Give your kids a little salty-sweet chocolate treat with these edible marshmallow dreidels.
What you'll need: jumbo marshmallows, stick pretzels, Nutella Hazelnut spread, chocolate candy kisses, cake decorating gel
Make it: Push a pretzel into the flat side of the marshmallow. Use the Nutella as "glue" to attach the kiss to the flat end of the marshmallow. Then, pipe on one of the four Hebrew dreidel letters onto the surface of the marshmallow with blue cake decorating gel, and let them dry for a few hours.
This super easy craft is great for even your littlest ones to get in on the Hanukkah crafting.
What you'll need: popsicle sticks, acrylic paint, paintbrush, yellow construction paper, scissors, hot glue gun
Make it: Arrange your popsicle sticks into fun, festive Hanukkah decorations like a dreidel or a menorah. Paint the sticks, and then use a hot glue gun to attach the sticks to form the shapes. For the menorah, cut flames from construction paper and glue them to the tops of the menorah candles.
Stack up your potato pancakes to give each of your guests a leaning tower of latkes.
What you'll need: 10 russet potatoes, 4 yellow onions, peeled and halved, 4 eggs, 1/2 cup matzoh meal, Canola oil, Kosher salt, sour cream and apple sauce
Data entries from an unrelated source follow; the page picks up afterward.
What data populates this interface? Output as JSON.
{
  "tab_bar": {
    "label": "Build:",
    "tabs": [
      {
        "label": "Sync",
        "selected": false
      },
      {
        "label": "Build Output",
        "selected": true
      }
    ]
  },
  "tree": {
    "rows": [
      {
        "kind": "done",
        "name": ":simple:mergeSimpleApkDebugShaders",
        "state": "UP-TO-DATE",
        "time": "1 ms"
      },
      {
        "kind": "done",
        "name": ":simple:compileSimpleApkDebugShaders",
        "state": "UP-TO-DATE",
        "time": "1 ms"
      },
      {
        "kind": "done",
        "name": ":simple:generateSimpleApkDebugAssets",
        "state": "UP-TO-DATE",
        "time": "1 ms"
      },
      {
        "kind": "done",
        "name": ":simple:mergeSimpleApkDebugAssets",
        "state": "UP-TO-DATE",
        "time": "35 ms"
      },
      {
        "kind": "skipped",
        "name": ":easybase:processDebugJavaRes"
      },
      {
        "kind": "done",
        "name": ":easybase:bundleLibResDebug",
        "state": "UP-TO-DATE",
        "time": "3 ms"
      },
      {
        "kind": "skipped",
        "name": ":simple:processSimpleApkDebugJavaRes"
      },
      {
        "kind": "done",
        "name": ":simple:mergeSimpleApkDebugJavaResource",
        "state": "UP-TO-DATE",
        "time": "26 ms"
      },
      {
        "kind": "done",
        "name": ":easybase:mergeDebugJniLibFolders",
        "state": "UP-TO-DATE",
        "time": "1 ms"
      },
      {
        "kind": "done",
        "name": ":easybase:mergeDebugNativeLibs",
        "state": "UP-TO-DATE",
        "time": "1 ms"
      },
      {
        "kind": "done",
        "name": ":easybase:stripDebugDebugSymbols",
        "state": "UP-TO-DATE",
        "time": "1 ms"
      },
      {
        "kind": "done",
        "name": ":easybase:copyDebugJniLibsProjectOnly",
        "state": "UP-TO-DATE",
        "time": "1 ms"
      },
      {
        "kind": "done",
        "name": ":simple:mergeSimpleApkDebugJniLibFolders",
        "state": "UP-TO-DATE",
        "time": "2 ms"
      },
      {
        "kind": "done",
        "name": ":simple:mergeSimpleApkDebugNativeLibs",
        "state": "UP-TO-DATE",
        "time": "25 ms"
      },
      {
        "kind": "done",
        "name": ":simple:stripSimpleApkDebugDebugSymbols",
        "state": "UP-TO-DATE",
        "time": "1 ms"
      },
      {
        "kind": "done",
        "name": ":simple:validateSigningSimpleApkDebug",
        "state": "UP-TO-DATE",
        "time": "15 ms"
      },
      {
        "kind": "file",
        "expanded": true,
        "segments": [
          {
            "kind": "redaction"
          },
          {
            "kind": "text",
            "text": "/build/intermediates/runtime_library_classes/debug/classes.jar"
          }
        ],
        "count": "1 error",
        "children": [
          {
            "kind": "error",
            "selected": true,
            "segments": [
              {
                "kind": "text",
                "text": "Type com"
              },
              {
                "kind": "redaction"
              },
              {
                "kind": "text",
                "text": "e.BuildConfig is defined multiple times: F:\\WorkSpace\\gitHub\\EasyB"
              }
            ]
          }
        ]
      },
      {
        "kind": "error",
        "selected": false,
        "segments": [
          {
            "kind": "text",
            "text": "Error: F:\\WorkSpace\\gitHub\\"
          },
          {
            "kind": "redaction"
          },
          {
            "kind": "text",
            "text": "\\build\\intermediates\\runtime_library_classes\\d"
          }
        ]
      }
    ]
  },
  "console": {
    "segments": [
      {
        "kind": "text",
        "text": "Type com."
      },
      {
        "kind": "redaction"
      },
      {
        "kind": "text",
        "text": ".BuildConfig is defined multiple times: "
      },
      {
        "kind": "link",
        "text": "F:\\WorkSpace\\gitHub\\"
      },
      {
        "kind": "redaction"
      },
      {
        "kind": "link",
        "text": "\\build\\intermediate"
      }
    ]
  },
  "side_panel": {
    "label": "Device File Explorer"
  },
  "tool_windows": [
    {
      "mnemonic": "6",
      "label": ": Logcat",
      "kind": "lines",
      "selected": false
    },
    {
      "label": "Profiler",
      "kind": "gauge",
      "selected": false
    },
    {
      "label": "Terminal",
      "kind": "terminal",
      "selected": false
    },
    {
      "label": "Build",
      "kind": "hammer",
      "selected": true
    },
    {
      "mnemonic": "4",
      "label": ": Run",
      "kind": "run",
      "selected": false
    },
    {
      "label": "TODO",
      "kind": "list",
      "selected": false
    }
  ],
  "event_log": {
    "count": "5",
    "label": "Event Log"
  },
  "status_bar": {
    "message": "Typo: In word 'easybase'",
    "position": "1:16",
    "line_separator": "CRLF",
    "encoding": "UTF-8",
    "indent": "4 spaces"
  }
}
Make it: Preheat the oven to 250 degrees. Using the food processor, shred the potatoes and onions together. In a large bowl, beat the eggs and place shredded potatoes and onions into the bowl. Stir in the matzoh meal and season generously with salt and pepper. Then, heat oil in a large heavy skillet over medium-high heat. Using an ice cream scoop, drop the latke batter in the oil and flatten gently with a spatula. Cook until golden brown, about 2 minutes per side. Serve hot, with apple "smash" and sour cream on the side.
Copyright & copy 2011 Meredith Corporation.